── PROVIDED ENTRIES ──

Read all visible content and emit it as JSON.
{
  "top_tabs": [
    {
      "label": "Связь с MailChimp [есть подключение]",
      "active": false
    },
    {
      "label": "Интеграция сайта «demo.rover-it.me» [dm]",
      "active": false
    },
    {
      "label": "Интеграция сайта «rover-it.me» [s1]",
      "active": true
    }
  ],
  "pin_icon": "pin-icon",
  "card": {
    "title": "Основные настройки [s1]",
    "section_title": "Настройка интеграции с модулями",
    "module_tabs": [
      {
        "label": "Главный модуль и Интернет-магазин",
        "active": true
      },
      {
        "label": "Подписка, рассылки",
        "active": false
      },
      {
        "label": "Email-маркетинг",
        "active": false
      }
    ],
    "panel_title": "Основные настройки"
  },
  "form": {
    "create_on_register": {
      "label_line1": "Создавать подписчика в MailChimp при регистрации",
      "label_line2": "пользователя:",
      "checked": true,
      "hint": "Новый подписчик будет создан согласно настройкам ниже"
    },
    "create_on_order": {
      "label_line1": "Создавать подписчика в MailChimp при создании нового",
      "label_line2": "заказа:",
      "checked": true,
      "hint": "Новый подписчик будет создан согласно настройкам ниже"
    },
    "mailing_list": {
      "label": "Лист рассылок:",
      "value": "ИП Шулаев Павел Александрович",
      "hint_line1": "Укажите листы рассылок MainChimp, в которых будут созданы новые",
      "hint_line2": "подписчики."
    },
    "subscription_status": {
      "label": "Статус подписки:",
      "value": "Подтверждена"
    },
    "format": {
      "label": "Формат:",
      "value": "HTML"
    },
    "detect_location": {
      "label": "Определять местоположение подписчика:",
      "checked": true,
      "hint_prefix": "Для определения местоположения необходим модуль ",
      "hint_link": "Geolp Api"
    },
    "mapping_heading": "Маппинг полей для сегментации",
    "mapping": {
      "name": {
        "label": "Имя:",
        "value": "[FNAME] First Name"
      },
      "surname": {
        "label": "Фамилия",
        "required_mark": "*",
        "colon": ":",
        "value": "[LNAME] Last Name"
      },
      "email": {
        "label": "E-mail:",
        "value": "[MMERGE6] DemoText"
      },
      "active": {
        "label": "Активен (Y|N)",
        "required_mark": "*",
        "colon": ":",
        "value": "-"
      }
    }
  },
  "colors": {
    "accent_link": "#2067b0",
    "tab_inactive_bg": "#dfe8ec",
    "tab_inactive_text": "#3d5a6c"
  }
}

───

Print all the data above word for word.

Read all visible content and emit it as JSON.
{
  "top_tabs": [
    {
      "label": "Связь с MailChimp [есть подключение]",
      "active": false
    },
    {
      "label": "Интеграция сайта «demo.rover-it.me» [dm]",
      "active": false
    },
    {
      "label": "Интеграция сайта «rover-it.me» [s1]",
      "active": true
    }
  ],
  "pin_icon": "pin-icon",
  "card": {
    "title": "Основные настройки [s1]",
    "section_title": "Настройка интеграции с модулями",
    "module_tabs": [
      {
        "label": "Главный модуль и Интернет-магазин",
        "active": true
      },
      {
        "label": "Подписка, рассылки",
        "active": false
      },
      {
        "label": "Email-маркетинг",
        "active": false
      }
    ],
    "panel_title": "Основные настройки"
  },
  "form": {
    "create_on_register": {
      "label_line1": "Создавать подписчика в MailChimp при регистрации",
      "label_line2": "пользователя:",
      "checked": true,
      "hint": "Новый подписчик будет создан согласно настройкам ниже"
    },
    "create_on_order": {
      "label_line1": "Создавать подписчика в MailChimp при создании нового",
      "label_line2": "заказа:",
      "checked": true,
      "hint": "Новый подписчик будет создан согласно настройкам ниже"
    },
    "mailing_list": {
      "label": "Лист рассылок:",
      "value": "ИП Шулаев Павел Александрович",
      "hint_line1": "Укажите листы рассылок MainChimp, в которых будут созданы новые",
      "hint_line2": "подписчики."
    },
    "subscription_status": {
      "label": "Статус подписки:",
      "value": "Подтверждена"
    },
    "format": {
      "label": "Формат:",
      "value": "HTML"
    },
    "detect_location": {
      "label": "Определять местоположение подписчика:",
      "checked": true,
      "hint_prefix": "Для определения местоположения необходим модуль ",
      "hint_link": "Geolp Api"
    },
    "mapping_heading": "Маппинг полей для сегментации",
    "mapping": {
      "name": {
        "label": "Имя:",
        "value": "[FNAME] First Name"
      },
      "surname": {
        "label": "Фамилия",
        "required_mark": "*",
        "colon": ":",
        "value": "[LNAME] Last Name"
      },
      "email": {
        "label": "E-mail:",
        "value": "[MMERGE6] DemoText"
      },
      "active": {
        "label": "Активен (Y|N)",
        "required_mark": "*",
        "colon": ":",
        "value": "-"
      }
    }
  },
  "colors": {
    "accent_link": "#2067b0",
    "tab_inactive_bg": "#dfe8ec",
    "tab_inactive_text": "#3d5a6c"
  }
}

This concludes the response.